- _ABOUT THIS EXERCISE_
Give back all the records below, unaltered.

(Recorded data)

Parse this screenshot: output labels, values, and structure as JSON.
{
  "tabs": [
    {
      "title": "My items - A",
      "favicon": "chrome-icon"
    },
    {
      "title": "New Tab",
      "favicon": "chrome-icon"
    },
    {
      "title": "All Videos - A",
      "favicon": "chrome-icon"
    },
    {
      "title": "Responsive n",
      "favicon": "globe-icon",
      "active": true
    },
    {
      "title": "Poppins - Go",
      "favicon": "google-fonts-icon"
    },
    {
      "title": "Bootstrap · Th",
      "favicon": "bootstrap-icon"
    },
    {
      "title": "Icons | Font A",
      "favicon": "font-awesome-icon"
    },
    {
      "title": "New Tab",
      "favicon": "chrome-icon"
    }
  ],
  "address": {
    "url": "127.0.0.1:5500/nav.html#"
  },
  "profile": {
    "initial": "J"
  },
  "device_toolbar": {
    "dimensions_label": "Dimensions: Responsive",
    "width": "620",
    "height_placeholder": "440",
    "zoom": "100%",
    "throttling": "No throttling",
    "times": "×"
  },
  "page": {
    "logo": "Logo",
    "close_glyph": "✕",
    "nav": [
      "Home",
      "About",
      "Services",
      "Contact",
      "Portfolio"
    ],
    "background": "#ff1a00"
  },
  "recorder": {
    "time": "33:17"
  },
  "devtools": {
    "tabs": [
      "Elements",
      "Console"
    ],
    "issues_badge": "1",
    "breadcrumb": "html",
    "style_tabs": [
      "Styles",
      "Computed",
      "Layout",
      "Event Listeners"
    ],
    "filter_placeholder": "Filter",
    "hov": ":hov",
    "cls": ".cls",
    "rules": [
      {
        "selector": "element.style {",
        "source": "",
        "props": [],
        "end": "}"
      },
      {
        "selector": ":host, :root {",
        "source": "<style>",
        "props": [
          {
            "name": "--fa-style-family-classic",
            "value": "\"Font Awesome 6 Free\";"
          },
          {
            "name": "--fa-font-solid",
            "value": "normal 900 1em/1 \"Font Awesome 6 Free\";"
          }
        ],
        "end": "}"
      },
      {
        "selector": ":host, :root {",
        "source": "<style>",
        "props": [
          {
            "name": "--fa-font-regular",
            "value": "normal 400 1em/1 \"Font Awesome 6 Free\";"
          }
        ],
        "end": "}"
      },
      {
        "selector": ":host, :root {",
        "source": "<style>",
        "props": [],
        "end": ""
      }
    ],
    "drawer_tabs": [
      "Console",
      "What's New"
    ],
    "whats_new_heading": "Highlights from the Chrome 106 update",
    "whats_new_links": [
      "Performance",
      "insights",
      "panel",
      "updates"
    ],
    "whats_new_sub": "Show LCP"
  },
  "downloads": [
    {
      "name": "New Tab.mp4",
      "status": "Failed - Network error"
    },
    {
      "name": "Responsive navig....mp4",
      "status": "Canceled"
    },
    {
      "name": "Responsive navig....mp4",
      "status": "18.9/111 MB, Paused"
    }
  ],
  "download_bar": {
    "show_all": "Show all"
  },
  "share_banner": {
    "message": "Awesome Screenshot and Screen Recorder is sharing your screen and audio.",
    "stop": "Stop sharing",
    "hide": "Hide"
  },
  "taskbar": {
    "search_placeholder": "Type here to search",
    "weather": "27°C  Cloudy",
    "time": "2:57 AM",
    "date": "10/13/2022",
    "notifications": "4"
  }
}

- _REPLY_
Parse this screenshot: output labels, values, and structure as JSON.
{
  "tabs": [
    {
      "title": "My items - A",
      "favicon": "chrome-icon"
    },
    {
      "title": "New Tab",
      "favicon": "chrome-icon"
    },
    {
      "title": "All Videos - A",
      "favicon": "chrome-icon"
    },
    {
      "title": "Responsive n",
      "favicon": "globe-icon",
      "active": true
    },
    {
      "title": "Poppins - Go",
      "favicon": "google-fonts-icon"
    },
    {
      "title": "Bootstrap · Th",
      "favicon": "bootstrap-icon"
    },
    {
      "title": "Icons | Font A",
      "favicon": "font-awesome-icon"
    },
    {
      "title": "New Tab",
      "favicon": "chrome-icon"
    }
  ],
  "address": {
    "url": "127.0.0.1:5500/nav.html#"
  },
  "profile": {
    "initial": "J"
  },
  "device_toolbar": {
    "dimensions_label": "Dimensions: Responsive",
    "width": "620",
    "height_placeholder": "440",
    "zoom": "100%",
    "throttling": "No throttling",
    "times": "×"
  },
  "page": {
    "logo": "Logo",
    "close_glyph": "✕",
    "nav": [
      "Home",
      "About",
      "Services",
      "Contact",
      "Portfolio"
    ],
    "background": "#ff1a00"
  },
  "recorder": {
    "time": "33:17"
  },
  "devtools": {
    "tabs": [
      "Elements",
      "Console"
    ],
    "issues_badge": "1",
    "breadcrumb": "html",
    "style_tabs": [
      "Styles",
      "Computed",
      "Layout",
      "Event Listeners"
    ],
    "filter_placeholder": "Filter",
    "hov": ":hov",
    "cls": ".cls",
    "rules": [
      {
        "selector": "element.style {",
        "source": "",
        "props": [],
        "end": "}"
      },
      {
        "selector": ":host, :root {",
        "source": "<style>",
        "props": [
          {
            "name": "--fa-style-family-classic",
            "value": "\"Font Awesome 6 Free\";"
          },
          {
            "name": "--fa-font-solid",
            "value": "normal 900 1em/1 \"Font Awesome 6 Free\";"
          }
        ],
        "end": "}"
      },
      {
        "selector": ":host, :root {",
        "source": "<style>",
        "props": [
          {
            "name": "--fa-font-regular",
            "value": "normal 400 1em/1 \"Font Awesome 6 Free\";"
          }
        ],
        "end": "}"
      },
      {
        "selector": ":host, :root {",
        "source": "<style>",
        "props": [],
        "end": ""
      }
    ],
    "drawer_tabs": [
      "Console",
      "What's New"
    ],
    "whats_new_heading": "Highlights from the Chrome 106 update",
    "whats_new_links": [
      "Performance",
      "insights",
      "panel",
      "updates"
    ],
    "whats_new_sub": "Show LCP"
  },
  "downloads": [
    {
      "name": "New Tab.mp4",
      "status": "Failed - Network error"
    },
    {
      "name": "Responsive navig....mp4",
      "status": "Canceled"
    },
    {
      "name": "Responsive navig....mp4",
      "status": "18.9/111 MB, Paused"
    }
  ],
  "download_bar": {
    "show_all": "Show all"
  },
  "share_banner": {
    "message": "Awesome Screenshot and Screen Recorder is sharing your screen and audio.",
    "stop": "Stop sharing",
    "hide": "Hide"
  },
  "taskbar": {
    "search_placeholder": "Type here to search",
    "weather": "27°C  Cloudy",
    "time": "2:57 AM",
    "date": "10/13/2022",
    "notifications": "4"
  }
}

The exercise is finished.